[Website and app data records]
------
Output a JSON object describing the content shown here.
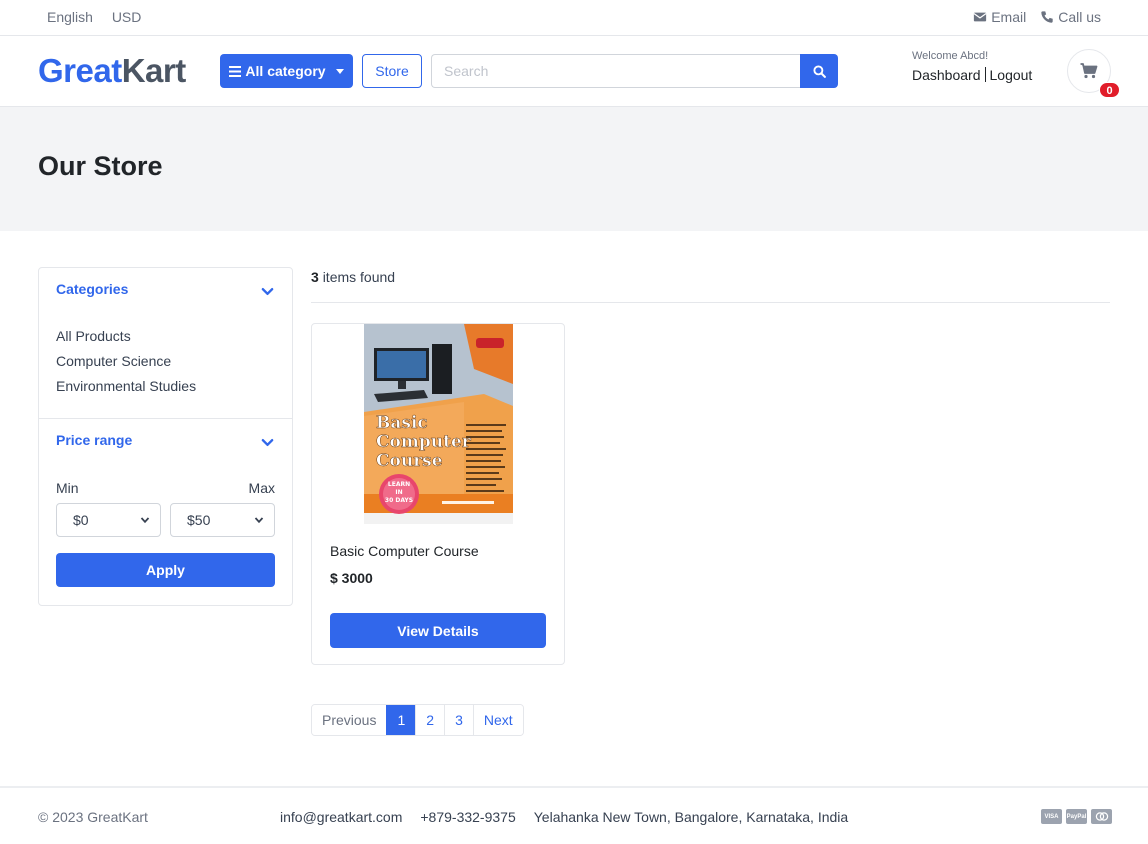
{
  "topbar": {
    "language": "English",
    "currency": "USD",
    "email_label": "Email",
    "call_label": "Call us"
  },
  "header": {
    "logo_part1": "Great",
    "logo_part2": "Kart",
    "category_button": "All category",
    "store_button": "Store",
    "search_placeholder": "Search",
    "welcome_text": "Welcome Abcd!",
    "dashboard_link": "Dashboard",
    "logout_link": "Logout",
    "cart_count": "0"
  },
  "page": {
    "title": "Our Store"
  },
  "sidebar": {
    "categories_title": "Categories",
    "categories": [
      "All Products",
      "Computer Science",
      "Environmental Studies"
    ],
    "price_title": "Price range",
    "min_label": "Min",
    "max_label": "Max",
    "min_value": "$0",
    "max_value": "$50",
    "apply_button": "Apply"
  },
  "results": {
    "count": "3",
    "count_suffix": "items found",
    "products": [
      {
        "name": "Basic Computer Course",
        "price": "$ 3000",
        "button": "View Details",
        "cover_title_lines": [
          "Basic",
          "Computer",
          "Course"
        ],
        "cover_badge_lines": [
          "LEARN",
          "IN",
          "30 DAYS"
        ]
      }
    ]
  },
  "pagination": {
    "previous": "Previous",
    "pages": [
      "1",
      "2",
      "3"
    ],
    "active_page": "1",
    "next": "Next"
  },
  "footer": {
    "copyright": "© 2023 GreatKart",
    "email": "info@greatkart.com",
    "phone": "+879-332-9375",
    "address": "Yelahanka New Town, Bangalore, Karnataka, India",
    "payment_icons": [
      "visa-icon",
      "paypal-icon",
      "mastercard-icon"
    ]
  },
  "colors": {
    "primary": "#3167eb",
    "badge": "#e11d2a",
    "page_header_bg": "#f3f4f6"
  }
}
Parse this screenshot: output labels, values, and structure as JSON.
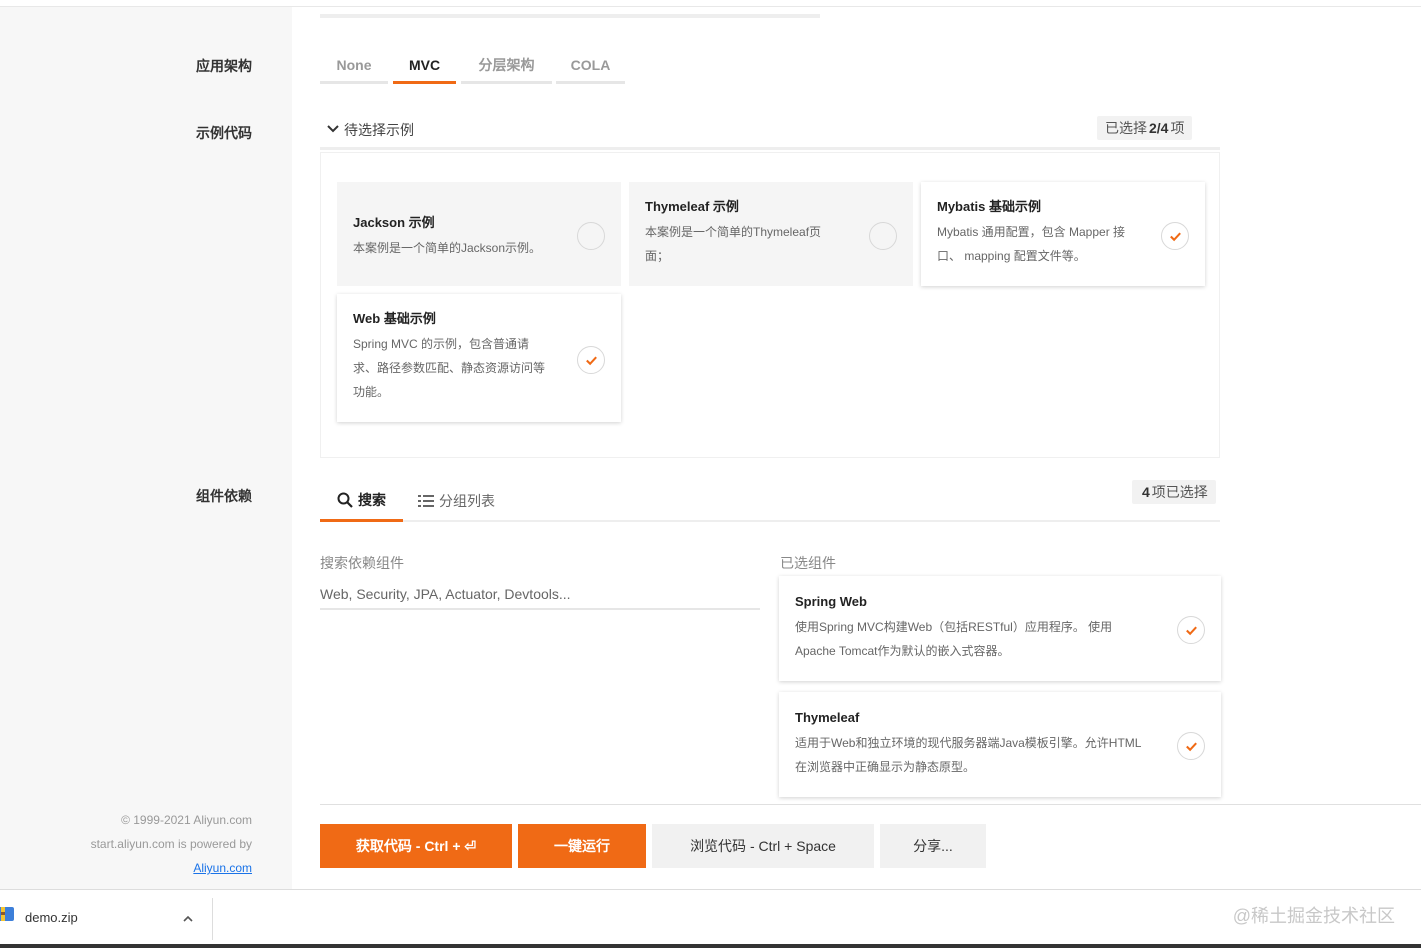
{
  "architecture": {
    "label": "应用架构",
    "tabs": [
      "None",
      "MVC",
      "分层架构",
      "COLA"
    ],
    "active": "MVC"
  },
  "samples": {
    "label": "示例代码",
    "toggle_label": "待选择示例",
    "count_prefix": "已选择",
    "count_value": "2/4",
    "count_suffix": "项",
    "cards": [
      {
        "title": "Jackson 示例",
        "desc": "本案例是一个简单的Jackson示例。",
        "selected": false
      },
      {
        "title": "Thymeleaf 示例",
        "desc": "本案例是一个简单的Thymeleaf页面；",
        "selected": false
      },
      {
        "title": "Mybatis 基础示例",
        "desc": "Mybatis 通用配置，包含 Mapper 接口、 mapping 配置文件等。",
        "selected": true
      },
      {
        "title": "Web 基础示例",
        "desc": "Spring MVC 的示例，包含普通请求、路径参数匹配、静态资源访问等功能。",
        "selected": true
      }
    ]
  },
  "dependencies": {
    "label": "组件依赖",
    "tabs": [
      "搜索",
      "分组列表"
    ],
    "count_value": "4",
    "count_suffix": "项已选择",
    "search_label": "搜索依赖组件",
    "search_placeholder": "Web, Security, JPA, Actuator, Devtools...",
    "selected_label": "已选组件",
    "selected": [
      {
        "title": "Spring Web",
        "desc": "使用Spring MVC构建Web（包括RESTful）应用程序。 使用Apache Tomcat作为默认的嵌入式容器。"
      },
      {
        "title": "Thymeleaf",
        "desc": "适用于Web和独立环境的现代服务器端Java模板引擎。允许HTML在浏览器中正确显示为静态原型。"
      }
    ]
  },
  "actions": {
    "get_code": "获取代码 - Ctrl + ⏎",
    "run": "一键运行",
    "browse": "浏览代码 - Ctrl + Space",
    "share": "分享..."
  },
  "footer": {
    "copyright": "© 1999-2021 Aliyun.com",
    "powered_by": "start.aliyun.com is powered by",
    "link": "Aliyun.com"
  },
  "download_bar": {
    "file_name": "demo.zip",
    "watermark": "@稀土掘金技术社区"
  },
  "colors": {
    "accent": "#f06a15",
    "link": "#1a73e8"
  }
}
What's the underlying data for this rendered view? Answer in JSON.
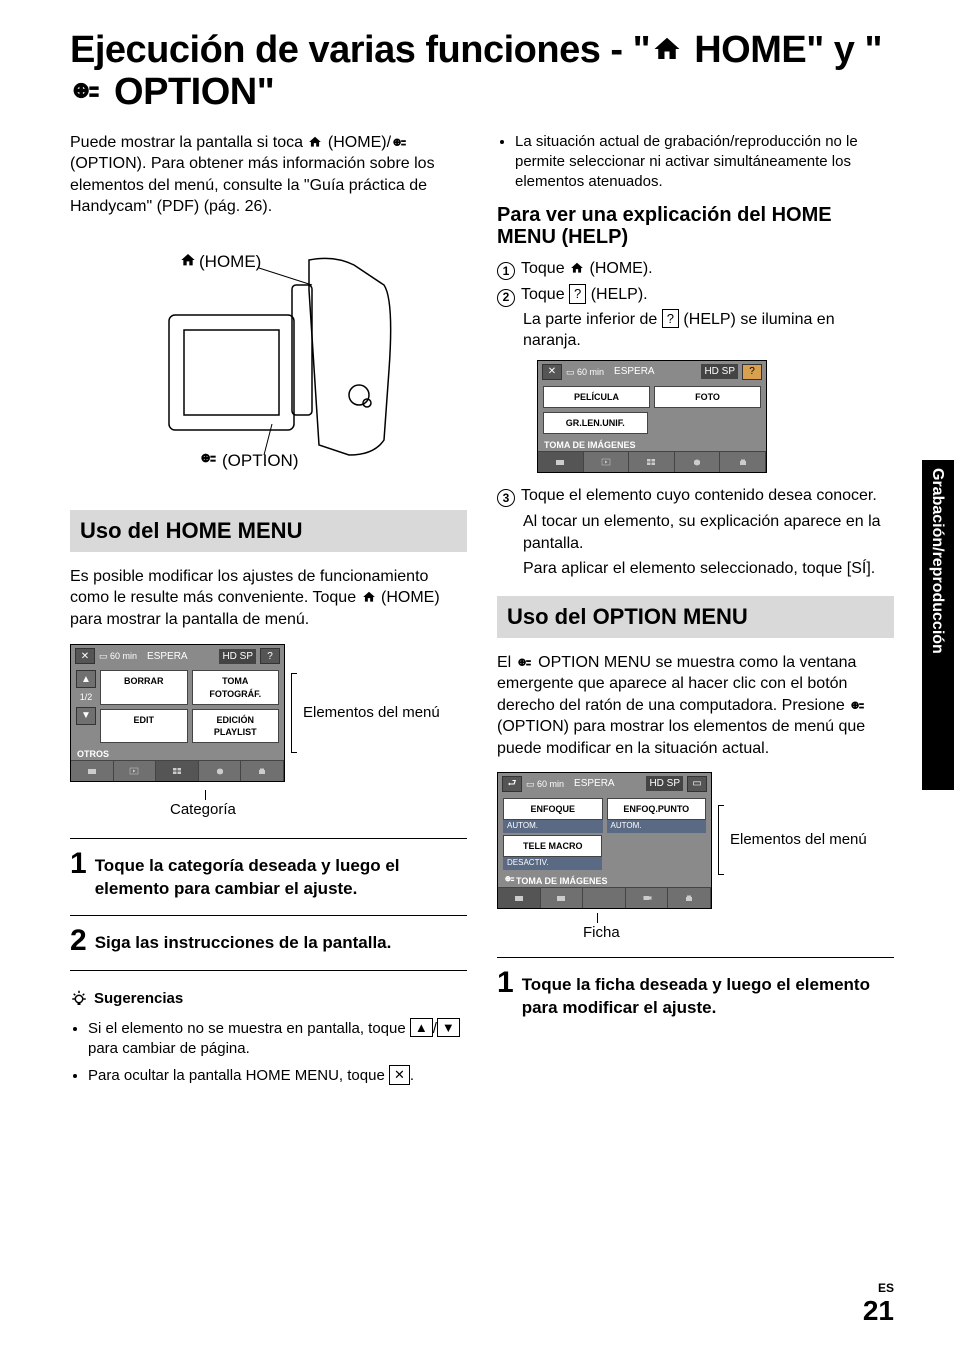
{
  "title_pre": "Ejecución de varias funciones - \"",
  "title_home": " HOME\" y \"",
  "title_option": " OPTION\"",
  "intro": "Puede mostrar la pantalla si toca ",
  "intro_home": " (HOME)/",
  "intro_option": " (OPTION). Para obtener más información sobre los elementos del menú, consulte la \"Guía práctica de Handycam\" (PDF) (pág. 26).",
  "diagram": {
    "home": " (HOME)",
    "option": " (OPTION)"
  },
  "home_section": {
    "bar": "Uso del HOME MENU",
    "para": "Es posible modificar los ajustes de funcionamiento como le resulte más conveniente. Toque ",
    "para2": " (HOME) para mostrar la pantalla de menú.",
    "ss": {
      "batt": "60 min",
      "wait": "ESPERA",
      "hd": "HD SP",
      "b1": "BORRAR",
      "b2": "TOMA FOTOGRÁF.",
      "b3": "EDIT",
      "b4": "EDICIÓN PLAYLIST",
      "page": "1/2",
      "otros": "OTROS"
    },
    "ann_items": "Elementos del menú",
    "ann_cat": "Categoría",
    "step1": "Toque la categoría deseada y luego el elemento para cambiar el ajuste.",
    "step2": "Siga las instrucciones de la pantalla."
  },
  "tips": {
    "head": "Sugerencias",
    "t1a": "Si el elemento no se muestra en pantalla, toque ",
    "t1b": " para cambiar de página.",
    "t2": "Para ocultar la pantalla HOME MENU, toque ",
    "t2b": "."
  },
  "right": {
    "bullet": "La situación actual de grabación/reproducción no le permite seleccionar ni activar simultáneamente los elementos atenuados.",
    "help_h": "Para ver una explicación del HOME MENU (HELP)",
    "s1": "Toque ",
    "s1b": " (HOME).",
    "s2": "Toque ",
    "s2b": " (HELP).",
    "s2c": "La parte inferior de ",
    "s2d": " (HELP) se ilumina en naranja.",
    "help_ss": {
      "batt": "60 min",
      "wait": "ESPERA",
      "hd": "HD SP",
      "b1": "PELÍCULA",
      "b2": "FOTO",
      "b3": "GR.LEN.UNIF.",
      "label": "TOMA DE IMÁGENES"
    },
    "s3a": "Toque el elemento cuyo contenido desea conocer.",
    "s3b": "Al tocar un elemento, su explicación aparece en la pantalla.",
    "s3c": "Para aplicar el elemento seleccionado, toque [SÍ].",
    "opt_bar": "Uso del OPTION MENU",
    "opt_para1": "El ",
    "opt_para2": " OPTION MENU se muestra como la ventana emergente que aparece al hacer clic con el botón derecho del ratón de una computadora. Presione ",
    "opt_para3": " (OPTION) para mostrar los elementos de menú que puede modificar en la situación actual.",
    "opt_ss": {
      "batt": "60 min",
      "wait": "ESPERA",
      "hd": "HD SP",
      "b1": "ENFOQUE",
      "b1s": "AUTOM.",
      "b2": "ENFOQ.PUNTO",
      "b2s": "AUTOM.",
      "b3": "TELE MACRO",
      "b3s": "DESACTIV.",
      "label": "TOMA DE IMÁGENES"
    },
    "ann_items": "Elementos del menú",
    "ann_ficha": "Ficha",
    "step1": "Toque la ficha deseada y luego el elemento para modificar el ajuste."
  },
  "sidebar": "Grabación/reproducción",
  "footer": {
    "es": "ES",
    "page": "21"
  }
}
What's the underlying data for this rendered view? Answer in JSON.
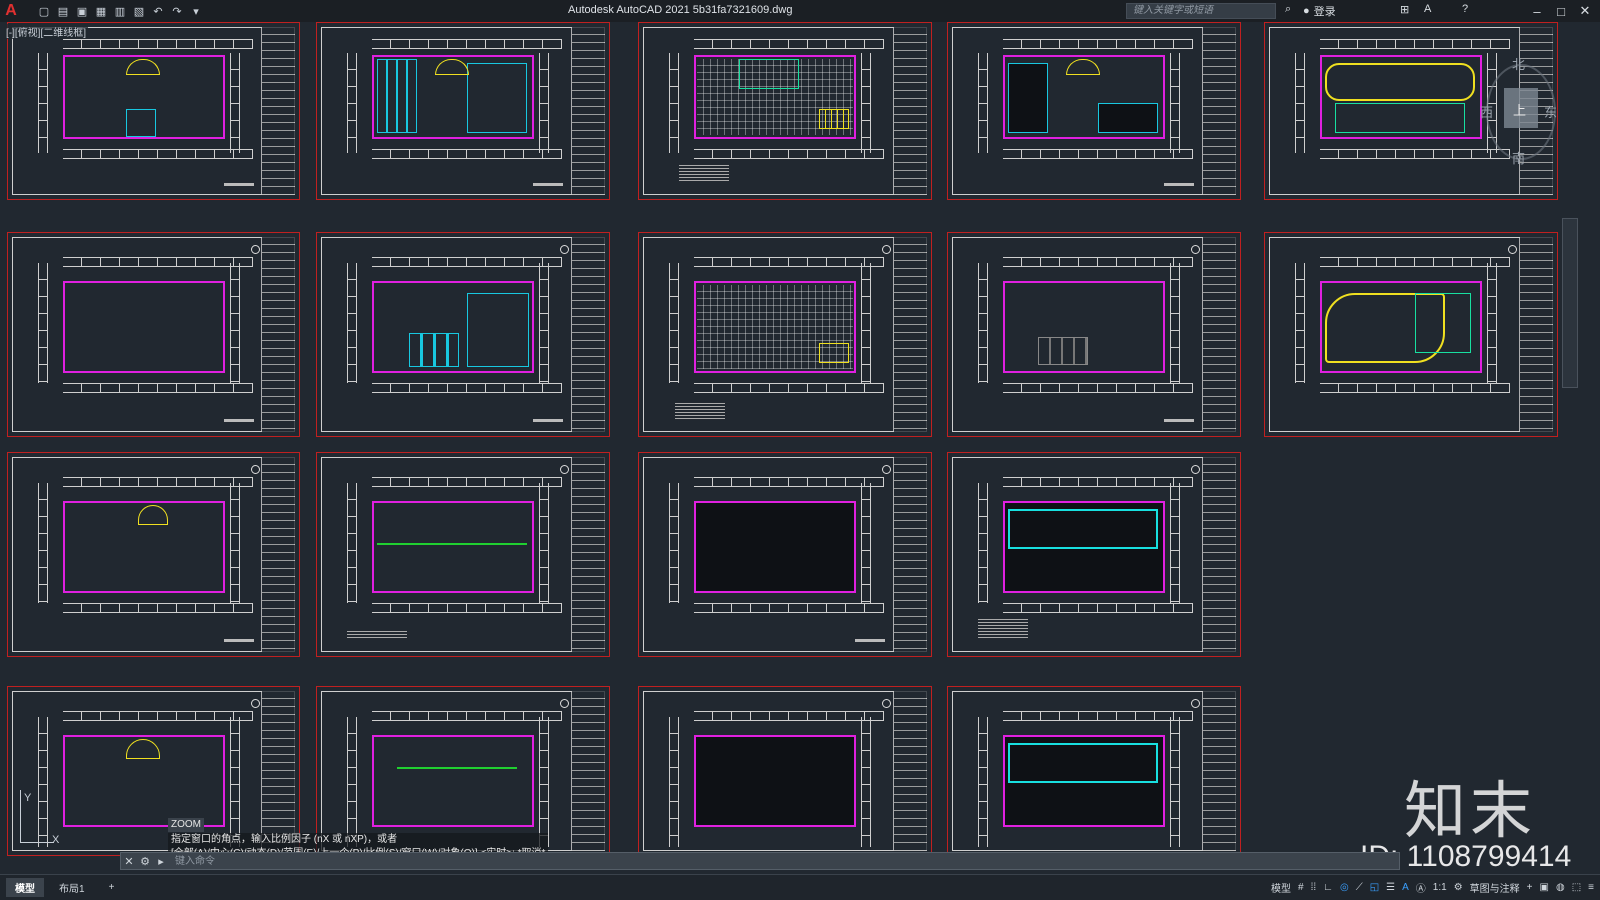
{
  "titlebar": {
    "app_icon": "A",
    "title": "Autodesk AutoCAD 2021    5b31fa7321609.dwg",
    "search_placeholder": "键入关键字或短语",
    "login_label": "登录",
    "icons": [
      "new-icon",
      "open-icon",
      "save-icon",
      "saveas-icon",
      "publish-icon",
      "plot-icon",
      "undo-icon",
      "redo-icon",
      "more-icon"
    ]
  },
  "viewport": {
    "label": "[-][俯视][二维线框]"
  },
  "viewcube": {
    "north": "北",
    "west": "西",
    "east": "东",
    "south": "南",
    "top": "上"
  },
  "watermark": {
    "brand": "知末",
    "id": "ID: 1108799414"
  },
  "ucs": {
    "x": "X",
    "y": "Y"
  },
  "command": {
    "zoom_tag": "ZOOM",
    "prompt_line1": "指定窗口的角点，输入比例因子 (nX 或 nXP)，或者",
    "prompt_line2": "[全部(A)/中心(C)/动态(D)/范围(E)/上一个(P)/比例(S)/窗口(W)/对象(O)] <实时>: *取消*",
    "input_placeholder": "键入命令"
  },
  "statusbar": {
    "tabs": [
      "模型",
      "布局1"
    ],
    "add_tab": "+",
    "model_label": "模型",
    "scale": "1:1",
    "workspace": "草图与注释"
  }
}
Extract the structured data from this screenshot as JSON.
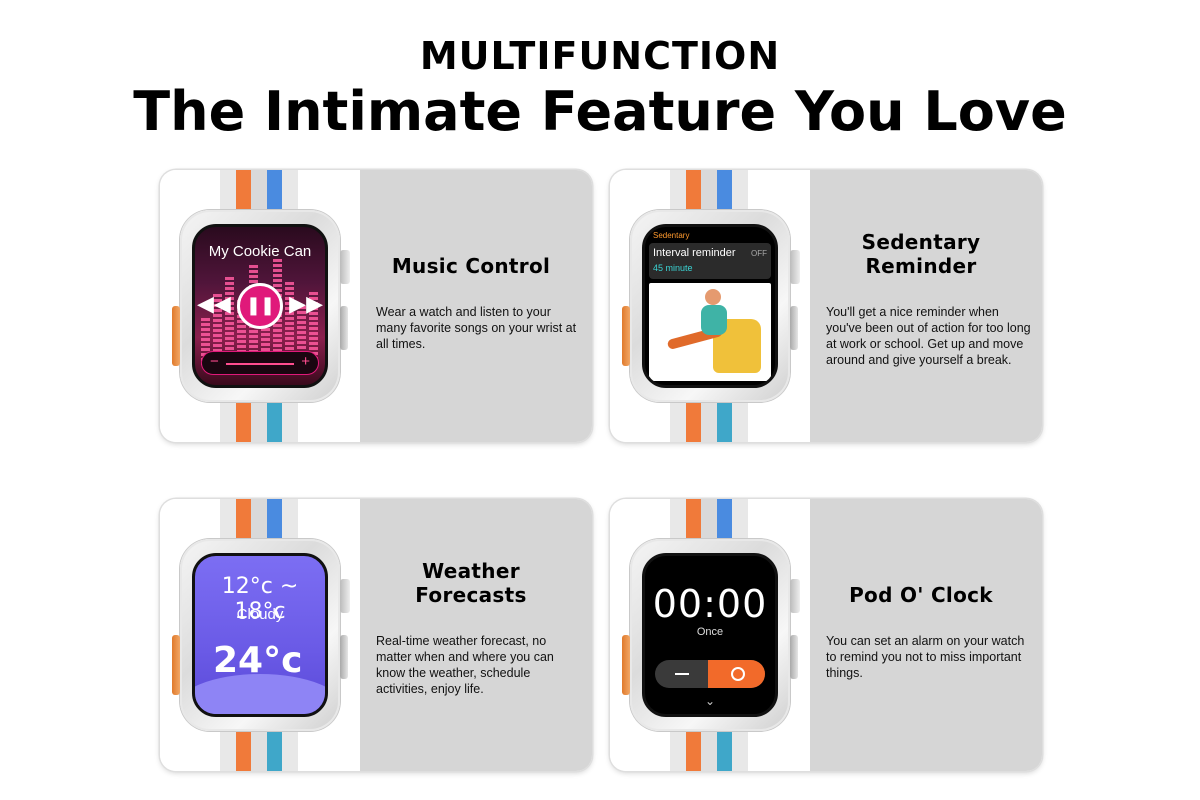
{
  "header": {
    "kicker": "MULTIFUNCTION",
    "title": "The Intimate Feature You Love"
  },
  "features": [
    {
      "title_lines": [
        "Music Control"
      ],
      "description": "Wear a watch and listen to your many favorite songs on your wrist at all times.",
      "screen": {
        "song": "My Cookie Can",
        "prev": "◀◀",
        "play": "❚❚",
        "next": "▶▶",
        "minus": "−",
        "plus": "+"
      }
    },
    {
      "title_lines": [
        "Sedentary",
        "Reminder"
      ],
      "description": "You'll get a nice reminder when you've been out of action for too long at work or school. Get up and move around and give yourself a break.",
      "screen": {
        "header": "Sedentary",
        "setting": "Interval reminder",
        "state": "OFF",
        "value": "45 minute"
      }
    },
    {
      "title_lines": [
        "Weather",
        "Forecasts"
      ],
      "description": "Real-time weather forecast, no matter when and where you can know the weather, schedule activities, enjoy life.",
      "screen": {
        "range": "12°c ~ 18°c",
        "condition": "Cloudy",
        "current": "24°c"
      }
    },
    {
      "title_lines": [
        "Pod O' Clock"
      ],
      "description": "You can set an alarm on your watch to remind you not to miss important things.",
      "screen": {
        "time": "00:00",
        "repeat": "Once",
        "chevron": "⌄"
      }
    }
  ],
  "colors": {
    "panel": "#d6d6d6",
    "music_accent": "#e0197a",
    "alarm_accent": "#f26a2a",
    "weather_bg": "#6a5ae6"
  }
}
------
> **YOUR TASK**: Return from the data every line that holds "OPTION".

> **WRITTEN ANSWER**:
  "title_option": " OPTION\"",
  "intro_option": " (OPTION). Para obtener más información sobre los elementos del menú, consulte la \"Guía práctica de Handycam\" (PDF) (pág. 26).",
    "option": " (OPTION)"
    "opt_bar": "Uso del OPTION MENU",
    "opt_para2": " OPTION MENU se muestra como la ventana emergente que aparece al hacer clic con el botón derecho del ratón de una computadora. Presione ",
    "opt_para3": " (OPTION) para mostrar los elementos de menú que puede modificar en la situación actual.",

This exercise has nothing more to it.